G: Yes, Mexico would be added to that list. We're contemplating Mexico also. As far as China is concerned, yes, we are evaluating that. We did have plans to play there. But between all the Olympic plans and everything that was going on there to get the community ready for the Olympics, it just wasn't the appropriate time for us to play. We are going to evaluate that going forward to see if it's appropriate. In the meantime we're doing a lot there to increase our television coverage and interest in the game to make that game successful if we do decide to do it.
Q: Let's talk about the NFL Network. Are you frustrated at attempts to get the network more widely distributed, especially here in New York where we can't find it?
G: I'm frustrated only because it's obvious consumers want it. We don't own the distribution (outlet), in this case Time/Warner in the New York area or some of the other cable operators who control that access to the home. I'm frustrated they don't recognize what everyone else seems to recognize: That it's high-quality entertainment and something that the fans and their consumers want. It's frustrating to see why they aren't delivering it to their consumers. It's clear they talk about a sports tier, but they're not committed to a sports tier. They do not treat independent programmers the same as the channels they own. So there is a discrimination factor we face being as an independent programmer. Also it's extremely clear that NFL football has a very broad and deep following and that this kind of a network should be available to the broadest possible distribution outlet they have.
Q: There was talk of an ESPN-NFL Network merger. Any substance to it?
G: We talk with our media partners all the time about alternatives both to the NFL network and other media opportunities. We see ESPN as one of those partners that we have great respect for, and we have had dialogue with them. But we've also had conversations with other partners that should be intriguing with respect to the NFL Network as far as distribution in trying to make it more compelling than it is now for our fans.
Q: So you could foresee the network merging with someone in the future?
G: It's not something we've ruled out. If we think could make it more compelling from a consumer standpoint that is something we're interested in doing. This is a long-term strategy; this is not short-term. While we may be frustrated in the short-term, long-term we're looking for the distribution and having the highest-quality programming because we want to bring football (into homes) 24 hours, seven days a week, 365 days a year. That's our goal here, and we're going to succeed. We just would like to get there as fast as possible.

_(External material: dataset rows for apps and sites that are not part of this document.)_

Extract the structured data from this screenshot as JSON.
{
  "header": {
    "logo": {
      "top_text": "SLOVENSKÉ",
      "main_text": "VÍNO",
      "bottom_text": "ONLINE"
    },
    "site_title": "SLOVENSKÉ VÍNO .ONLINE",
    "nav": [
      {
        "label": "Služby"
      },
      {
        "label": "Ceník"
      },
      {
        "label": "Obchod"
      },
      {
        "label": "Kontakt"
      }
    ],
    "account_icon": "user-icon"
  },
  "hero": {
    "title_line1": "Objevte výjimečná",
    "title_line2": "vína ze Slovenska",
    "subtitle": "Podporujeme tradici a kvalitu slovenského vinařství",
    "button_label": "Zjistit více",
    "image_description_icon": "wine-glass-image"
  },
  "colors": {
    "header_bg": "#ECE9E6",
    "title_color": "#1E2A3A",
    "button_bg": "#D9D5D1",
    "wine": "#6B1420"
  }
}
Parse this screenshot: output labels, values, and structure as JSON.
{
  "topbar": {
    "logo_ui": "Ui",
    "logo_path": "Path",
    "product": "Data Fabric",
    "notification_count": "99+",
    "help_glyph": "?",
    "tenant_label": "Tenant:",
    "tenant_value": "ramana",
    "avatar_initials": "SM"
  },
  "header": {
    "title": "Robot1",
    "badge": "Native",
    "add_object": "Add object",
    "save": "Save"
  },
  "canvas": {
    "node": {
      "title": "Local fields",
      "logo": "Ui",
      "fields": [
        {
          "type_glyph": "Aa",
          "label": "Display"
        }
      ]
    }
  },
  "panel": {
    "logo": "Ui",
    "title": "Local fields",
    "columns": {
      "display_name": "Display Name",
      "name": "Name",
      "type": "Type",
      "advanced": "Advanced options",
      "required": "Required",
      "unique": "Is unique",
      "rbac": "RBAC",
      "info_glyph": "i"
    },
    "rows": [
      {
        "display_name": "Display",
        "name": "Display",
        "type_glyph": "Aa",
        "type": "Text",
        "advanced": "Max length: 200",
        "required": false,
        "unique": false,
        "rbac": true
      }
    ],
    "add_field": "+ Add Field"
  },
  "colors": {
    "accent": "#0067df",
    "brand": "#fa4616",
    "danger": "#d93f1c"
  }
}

Q: Since you mention long-term, can you imagine the day when the NFL Network is available by Pay-Per-View on the Internet, and, if so, are you in favor of it?
G: No, I can't imagine that. One of the things that made the NFL great was the broad access to games. That's exactly at the core of our disagreement with some of the largest cable operators. (Pro football) is in great demand and what made the NFL so popular and successful is that it reaches a broad audience. The distribution ought to match that.
Q: The NCAA has its bowl games sponsored, and the NFL has its stadiums sponsored. Can you envision the day when the NFL does something similar with the Super Bowl, so that we have, say, a Tostitos Super Bowl?
G: I don't envision that. The Super Bowl is one of the marquee brands, so I don't see us doing that. No.
Q: Where are you going to be this weekend?
G: I'll be Thursday night at Giants Stadium, and then I'll be going to Indianapolis Sunday for the opening of their new stadium.